Also, the amount of exposure per leg is plannable and quantifiable. While this all is in accordance with every text-book, it lacks skin in the game. On day one of preseason, athletes will start being exposed to all sorts of movement patterns in their particular sport. You can either convince your head coach to only run drills without any COD—as you need to progress load intensities over weeks (right?)—or you can start to microdose worst-case loads in your training.
Another popular approach to reducing high-risk movement patterns is to explicitly focus on isolated kinematic features, such as distinct joint positions or segment interactions throughout the motion, and ingrain them repetitively. Whether this approach alters the movement pattern favorably outside of the particular drill is highly questionable.
As we know, movement is a function of the organism, the tasks, and the environment, and I want my athletes to be successful despite their situation. Hence, I very rarely cue distinct body positions or movement sequences. Instead, I expose my athletes to variable conditions (a constraints-led approach) and work on the underlying physical capacities so they can explore what movement patterns are best for each of them in their situation.
My Two Cents on COD for Sporting Success
With my work—increasing the physical capacity and preparing for worst-case scenarios—I have my athletes experience greater quantities and qualities of deliberate practice as well as high volumes of game exposure.

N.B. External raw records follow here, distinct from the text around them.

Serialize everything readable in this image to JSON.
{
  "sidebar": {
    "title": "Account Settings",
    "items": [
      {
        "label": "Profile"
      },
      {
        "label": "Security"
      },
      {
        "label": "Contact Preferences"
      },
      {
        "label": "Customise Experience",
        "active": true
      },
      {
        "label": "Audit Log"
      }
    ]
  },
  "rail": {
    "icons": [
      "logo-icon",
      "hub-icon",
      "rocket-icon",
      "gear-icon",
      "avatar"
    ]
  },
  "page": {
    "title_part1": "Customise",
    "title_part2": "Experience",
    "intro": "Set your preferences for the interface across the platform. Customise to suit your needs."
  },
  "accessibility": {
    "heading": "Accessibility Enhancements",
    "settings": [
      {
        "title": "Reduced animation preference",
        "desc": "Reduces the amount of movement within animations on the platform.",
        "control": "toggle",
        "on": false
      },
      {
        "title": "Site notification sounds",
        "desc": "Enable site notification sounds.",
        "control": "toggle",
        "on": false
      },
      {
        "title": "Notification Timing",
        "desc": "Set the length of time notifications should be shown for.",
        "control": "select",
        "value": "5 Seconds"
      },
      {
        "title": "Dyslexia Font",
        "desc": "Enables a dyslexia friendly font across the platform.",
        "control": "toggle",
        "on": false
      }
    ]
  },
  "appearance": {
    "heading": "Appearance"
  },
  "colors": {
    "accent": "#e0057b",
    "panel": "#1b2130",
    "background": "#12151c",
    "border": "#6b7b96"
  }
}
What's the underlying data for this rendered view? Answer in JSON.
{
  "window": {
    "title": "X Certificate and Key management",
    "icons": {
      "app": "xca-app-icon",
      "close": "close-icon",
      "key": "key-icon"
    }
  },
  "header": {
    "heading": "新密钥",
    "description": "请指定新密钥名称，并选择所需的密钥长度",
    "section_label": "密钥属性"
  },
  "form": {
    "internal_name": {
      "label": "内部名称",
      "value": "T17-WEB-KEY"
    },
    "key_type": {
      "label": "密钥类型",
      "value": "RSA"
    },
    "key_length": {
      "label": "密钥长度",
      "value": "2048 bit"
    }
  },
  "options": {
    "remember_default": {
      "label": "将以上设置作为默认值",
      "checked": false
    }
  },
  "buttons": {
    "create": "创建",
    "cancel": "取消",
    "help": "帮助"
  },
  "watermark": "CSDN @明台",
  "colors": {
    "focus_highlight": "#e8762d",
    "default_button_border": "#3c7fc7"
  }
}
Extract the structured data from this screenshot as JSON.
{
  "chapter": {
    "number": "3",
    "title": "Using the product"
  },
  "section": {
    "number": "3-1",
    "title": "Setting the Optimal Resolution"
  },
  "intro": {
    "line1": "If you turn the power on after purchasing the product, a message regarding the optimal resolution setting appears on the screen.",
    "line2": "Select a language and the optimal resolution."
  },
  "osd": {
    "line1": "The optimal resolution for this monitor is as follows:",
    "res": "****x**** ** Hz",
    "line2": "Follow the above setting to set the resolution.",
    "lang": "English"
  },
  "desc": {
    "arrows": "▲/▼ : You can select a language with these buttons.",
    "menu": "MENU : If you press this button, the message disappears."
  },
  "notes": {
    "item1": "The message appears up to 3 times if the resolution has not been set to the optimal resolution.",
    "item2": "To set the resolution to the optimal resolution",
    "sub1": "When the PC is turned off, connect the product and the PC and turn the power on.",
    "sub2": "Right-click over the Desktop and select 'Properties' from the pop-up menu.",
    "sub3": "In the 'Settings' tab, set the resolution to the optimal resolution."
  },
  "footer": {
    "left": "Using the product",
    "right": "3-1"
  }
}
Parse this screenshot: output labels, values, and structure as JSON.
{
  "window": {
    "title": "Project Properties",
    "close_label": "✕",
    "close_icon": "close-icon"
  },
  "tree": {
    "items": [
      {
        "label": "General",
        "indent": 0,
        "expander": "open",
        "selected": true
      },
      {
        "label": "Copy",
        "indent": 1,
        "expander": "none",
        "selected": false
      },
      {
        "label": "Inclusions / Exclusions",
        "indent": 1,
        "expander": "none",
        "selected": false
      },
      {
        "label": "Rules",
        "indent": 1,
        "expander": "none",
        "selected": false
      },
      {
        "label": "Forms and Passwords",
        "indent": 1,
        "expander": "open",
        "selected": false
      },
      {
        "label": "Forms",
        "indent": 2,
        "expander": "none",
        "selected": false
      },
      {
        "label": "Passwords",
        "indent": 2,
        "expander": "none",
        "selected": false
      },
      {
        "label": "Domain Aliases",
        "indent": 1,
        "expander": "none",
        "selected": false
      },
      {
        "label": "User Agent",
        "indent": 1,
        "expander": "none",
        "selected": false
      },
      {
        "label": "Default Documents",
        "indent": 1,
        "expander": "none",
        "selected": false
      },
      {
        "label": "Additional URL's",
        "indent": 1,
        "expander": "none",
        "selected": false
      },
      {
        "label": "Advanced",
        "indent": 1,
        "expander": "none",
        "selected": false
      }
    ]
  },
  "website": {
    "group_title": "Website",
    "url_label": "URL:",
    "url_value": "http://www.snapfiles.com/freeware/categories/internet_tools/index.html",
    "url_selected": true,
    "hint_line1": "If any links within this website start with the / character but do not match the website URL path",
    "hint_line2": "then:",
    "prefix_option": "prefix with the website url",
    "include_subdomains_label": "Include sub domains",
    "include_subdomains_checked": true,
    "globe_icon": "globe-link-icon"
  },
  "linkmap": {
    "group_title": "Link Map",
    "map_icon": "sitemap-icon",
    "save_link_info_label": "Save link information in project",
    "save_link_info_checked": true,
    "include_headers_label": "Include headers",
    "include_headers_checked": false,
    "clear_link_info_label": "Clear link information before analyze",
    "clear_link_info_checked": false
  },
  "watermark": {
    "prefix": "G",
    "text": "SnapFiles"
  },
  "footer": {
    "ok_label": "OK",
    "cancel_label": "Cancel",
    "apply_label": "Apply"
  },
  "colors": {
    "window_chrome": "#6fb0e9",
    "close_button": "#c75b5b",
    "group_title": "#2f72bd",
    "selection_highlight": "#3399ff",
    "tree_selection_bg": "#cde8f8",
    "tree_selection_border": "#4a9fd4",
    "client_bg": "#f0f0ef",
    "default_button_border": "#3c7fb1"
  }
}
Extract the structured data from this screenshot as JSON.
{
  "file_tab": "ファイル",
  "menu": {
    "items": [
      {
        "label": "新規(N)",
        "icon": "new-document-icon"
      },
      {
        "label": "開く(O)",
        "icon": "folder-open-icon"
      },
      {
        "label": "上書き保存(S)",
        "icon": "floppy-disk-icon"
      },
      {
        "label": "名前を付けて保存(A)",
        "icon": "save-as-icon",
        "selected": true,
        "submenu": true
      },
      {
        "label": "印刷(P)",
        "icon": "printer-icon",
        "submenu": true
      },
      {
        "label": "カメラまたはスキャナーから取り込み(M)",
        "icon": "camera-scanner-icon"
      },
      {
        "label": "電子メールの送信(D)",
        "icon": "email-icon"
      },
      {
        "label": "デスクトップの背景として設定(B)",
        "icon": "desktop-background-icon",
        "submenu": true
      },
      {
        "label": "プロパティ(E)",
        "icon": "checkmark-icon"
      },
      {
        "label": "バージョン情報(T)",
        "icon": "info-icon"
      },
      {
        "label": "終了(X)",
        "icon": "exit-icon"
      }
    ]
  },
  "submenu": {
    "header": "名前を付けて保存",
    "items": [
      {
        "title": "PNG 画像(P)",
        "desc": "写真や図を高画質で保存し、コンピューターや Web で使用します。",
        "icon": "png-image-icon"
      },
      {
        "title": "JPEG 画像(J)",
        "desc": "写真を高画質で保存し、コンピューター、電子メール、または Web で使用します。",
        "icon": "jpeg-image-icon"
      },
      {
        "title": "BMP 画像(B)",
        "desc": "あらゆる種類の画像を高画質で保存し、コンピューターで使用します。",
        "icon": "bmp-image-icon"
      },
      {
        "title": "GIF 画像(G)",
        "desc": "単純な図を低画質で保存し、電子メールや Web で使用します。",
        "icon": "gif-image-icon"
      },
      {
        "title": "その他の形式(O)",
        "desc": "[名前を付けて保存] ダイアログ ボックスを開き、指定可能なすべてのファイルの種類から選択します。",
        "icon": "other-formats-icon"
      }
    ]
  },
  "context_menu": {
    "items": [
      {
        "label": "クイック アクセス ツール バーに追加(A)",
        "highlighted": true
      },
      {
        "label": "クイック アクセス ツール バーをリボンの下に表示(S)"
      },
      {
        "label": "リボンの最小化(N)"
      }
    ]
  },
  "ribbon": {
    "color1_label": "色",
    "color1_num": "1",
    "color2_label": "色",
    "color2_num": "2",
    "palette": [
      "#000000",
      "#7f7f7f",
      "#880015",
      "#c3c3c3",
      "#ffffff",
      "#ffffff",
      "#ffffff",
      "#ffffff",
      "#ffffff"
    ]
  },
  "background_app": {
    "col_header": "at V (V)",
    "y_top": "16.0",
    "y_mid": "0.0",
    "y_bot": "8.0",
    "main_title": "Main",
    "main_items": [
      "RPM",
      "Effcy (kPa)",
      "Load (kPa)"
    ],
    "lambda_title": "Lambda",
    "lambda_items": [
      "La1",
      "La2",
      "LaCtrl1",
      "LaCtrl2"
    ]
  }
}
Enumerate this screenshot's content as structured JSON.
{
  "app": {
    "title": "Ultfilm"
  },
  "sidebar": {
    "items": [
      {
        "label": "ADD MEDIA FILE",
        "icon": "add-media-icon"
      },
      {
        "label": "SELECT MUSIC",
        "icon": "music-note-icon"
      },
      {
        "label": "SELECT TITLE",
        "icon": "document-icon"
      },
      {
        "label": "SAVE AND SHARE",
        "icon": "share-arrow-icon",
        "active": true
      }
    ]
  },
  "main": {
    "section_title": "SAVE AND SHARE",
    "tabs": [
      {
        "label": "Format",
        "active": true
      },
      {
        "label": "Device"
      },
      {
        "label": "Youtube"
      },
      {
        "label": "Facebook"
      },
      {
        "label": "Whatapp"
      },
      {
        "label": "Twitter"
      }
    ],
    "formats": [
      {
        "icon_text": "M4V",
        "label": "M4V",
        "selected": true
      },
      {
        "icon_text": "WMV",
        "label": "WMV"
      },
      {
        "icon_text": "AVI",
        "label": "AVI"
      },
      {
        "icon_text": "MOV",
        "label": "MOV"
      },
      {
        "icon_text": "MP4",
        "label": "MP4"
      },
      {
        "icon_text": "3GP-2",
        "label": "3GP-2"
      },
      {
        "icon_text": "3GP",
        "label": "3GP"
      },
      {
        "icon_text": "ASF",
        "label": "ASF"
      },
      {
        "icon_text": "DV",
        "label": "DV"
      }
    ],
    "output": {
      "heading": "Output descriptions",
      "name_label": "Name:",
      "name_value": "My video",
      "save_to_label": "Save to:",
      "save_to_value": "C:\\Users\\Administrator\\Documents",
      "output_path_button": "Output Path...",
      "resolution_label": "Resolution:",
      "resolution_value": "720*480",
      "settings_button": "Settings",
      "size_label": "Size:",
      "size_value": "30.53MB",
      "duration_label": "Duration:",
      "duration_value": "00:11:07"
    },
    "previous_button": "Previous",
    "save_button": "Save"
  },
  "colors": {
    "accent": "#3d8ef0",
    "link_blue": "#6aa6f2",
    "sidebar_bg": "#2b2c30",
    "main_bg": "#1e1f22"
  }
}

The approach involves various simple and pragmatic COD drills to lower the risk of failure in worst-case scenarios and create success despite the often-compromised position they’re in.
Despite all the available evidence and the global experiences of the S&C community, “everything that is done in this world is done by hope” (Martin Luther, 1483-1546). We can only hope to do our athlete a service with our well-intended and reasonably justified interventions while acknowledging the inherent complexity of uncertainty of our profession.
1. Lee, et al. “Effects of Pivoting Neuromuscular Training on Pivoting Control and Proprioception.” Medicine and Science in Sports and Exercise2014; 46(7): 1400-1409.